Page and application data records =

------------

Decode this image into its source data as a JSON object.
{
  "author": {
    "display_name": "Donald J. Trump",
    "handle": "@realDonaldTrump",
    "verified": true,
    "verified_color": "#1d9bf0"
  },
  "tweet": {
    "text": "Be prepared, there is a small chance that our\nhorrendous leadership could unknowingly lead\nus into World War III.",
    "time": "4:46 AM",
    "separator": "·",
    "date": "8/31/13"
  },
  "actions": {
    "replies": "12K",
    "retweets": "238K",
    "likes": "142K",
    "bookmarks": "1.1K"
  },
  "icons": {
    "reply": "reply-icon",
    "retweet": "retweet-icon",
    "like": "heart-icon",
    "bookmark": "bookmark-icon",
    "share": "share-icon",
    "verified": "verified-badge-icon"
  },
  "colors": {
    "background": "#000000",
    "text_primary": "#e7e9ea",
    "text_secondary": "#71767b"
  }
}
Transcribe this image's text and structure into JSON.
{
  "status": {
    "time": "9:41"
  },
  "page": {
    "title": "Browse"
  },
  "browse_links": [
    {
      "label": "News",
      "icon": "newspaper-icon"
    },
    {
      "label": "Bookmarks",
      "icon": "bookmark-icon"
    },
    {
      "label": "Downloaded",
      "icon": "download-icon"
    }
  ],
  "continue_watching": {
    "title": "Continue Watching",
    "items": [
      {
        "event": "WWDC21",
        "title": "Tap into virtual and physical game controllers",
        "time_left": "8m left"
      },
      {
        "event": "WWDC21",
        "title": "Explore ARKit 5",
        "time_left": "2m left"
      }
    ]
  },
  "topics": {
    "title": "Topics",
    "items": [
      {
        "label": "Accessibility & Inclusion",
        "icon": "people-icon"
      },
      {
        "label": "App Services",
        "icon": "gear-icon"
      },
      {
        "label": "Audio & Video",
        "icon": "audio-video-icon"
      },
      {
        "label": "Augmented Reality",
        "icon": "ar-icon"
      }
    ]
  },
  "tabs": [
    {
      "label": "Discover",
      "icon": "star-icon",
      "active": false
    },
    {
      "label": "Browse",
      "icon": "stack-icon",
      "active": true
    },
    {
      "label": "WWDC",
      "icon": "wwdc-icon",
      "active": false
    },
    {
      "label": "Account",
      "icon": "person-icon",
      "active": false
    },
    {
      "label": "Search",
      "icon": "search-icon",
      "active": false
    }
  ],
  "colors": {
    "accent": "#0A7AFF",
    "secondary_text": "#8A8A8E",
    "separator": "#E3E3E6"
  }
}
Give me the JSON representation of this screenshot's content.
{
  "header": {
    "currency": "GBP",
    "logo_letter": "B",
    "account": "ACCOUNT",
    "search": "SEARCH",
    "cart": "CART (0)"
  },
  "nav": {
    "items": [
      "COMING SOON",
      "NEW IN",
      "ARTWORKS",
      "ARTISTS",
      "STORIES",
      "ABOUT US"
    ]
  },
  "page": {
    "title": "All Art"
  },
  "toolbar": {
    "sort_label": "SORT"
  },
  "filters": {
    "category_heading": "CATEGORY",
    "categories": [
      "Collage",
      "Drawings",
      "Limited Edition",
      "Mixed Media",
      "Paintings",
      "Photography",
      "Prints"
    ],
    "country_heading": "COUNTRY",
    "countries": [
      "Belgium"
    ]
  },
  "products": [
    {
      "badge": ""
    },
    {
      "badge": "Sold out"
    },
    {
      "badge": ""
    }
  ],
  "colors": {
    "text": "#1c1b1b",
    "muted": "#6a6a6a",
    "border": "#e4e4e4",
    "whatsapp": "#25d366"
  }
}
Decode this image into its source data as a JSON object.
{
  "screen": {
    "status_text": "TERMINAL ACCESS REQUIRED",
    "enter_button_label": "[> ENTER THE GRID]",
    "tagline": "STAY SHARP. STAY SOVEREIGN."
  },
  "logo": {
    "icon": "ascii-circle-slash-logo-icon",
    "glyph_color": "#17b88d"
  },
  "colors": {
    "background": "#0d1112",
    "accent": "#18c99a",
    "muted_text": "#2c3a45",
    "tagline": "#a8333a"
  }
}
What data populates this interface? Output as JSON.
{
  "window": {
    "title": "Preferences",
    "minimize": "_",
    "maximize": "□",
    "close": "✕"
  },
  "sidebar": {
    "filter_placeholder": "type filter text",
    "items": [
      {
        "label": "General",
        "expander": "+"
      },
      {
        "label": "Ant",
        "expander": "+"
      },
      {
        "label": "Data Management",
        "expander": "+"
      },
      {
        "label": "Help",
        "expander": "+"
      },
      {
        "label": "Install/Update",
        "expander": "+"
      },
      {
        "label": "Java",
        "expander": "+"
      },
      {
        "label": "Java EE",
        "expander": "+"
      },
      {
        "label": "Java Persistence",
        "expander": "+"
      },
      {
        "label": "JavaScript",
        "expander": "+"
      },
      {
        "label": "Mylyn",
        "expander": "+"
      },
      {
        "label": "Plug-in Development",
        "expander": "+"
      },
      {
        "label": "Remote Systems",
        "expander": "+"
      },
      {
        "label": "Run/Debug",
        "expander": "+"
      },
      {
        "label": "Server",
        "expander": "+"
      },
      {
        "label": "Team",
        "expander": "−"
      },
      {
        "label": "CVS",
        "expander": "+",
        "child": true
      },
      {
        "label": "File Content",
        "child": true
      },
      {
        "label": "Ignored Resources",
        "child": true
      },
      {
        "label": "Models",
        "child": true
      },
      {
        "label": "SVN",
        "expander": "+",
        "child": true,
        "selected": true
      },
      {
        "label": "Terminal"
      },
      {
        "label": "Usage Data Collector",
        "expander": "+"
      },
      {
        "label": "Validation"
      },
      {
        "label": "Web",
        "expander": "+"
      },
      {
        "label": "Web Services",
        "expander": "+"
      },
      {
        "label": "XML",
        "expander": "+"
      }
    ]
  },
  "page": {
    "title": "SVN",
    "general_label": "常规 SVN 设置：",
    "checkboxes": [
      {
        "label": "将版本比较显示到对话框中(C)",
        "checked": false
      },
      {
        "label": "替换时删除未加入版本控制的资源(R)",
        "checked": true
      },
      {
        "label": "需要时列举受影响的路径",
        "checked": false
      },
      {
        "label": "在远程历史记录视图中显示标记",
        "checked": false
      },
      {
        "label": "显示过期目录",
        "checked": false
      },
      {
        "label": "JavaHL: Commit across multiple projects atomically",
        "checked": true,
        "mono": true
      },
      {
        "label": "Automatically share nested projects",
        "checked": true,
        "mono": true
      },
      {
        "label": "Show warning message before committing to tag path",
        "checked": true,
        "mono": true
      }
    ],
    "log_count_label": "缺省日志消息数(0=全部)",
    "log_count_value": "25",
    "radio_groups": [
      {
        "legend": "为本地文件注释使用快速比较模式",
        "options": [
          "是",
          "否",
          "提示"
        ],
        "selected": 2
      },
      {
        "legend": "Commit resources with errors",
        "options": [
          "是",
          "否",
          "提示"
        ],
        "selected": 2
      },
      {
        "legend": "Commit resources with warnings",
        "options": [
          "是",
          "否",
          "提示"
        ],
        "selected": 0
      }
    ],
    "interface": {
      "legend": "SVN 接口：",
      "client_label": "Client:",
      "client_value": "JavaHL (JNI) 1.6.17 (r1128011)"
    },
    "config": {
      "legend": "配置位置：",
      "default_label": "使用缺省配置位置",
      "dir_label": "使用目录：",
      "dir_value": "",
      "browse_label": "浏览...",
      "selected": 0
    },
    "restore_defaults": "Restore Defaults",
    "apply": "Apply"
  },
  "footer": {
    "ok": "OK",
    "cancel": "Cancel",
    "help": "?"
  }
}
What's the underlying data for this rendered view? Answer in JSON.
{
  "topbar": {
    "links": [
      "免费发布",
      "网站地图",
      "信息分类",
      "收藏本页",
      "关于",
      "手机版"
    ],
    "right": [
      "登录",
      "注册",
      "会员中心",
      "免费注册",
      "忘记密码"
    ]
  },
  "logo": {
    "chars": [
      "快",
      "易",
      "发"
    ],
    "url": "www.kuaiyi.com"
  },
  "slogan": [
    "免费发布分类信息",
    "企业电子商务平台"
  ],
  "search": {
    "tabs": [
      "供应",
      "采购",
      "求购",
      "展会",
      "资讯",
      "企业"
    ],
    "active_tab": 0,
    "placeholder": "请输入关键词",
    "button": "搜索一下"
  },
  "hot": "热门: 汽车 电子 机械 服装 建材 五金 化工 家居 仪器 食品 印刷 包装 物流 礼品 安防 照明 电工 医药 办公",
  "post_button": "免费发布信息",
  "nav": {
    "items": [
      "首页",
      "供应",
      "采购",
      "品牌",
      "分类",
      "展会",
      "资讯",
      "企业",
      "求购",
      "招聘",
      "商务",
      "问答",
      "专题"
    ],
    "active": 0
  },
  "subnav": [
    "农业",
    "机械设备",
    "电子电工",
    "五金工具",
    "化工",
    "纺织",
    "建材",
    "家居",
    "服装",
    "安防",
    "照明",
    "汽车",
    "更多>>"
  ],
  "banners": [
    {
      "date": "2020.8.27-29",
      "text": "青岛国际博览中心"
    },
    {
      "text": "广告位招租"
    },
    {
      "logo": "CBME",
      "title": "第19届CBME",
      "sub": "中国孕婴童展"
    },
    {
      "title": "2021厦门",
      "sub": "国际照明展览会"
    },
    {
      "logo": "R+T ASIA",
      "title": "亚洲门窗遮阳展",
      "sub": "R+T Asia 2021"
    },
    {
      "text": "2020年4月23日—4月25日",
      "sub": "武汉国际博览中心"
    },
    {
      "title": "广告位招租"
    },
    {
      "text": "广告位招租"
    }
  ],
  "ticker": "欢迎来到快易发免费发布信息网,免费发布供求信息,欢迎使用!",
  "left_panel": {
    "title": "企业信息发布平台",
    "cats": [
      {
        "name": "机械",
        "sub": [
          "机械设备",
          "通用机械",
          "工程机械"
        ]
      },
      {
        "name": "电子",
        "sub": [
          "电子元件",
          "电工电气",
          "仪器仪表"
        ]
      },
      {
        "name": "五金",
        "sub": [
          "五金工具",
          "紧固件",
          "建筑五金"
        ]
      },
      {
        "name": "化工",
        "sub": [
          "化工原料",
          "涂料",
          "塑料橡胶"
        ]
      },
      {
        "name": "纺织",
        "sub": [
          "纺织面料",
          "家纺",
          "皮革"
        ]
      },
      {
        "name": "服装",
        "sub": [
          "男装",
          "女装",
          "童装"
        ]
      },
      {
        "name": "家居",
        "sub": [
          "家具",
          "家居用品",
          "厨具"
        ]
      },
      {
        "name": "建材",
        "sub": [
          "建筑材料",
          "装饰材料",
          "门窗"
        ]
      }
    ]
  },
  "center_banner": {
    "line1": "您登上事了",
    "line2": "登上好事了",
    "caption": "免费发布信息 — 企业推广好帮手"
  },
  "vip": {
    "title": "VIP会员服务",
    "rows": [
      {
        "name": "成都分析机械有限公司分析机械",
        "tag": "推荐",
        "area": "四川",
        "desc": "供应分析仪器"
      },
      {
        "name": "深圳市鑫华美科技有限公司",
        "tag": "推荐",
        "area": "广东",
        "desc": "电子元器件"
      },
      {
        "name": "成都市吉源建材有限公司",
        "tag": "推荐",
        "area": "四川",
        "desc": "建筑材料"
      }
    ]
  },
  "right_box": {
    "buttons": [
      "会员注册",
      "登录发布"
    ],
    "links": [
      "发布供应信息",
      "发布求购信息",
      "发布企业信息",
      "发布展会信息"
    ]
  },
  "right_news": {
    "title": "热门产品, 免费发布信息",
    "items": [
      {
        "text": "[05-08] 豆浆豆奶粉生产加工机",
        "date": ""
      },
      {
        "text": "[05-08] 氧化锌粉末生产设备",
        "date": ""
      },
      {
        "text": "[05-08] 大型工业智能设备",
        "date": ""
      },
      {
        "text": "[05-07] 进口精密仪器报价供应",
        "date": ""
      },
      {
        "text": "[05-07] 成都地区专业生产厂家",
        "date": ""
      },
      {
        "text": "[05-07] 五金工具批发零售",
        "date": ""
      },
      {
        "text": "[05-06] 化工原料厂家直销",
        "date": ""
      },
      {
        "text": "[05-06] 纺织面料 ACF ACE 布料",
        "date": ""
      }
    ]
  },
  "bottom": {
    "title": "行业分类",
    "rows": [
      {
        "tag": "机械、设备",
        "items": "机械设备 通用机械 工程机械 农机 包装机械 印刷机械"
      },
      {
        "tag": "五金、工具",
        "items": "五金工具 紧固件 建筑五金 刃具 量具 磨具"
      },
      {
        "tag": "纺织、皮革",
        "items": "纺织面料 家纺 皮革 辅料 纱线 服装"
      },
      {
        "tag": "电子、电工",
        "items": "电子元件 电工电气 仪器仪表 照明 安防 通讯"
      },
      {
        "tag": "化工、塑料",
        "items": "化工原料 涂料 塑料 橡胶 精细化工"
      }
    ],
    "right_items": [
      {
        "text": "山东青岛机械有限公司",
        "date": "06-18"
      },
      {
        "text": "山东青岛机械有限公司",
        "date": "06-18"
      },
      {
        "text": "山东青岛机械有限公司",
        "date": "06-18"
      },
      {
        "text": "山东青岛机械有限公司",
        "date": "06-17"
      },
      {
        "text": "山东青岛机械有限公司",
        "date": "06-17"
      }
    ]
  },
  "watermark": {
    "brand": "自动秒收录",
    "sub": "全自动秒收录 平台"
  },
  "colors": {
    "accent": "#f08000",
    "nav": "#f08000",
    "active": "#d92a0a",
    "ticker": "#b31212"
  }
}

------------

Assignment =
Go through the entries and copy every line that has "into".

Reply to the exercise =
Decode this image into its source data as a JSON object.
    "text": "Be prepared, there is a small chance that our\nhorrendous leadership could unknowingly lead\nus into World War III.",
Transcribe this image's text and structure into JSON.
        "title": "Tap into virtual and physical game controllers",
Decode this image into its source data as a JSON object.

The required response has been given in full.